Find the string "icon" in the data, and copy out each line that has it.
(Beginning of Supplied records)
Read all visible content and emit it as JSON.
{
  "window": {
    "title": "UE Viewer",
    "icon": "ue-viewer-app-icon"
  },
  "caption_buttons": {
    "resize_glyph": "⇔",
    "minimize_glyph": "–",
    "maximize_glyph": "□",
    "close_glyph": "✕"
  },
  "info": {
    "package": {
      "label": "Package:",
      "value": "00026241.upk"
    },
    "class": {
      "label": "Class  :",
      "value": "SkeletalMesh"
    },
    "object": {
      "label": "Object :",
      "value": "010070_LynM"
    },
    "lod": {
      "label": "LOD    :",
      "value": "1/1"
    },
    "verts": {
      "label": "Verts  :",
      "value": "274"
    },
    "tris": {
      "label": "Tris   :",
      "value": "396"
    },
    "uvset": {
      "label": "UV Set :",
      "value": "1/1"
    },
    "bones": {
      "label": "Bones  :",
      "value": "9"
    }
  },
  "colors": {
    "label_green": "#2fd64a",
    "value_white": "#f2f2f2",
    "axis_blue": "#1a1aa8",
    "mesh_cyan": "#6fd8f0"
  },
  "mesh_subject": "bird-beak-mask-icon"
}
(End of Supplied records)
## Exercise solution
    "icon": "ue-viewer-app-icon"
  "mesh_subject": "bird-beak-mask-icon"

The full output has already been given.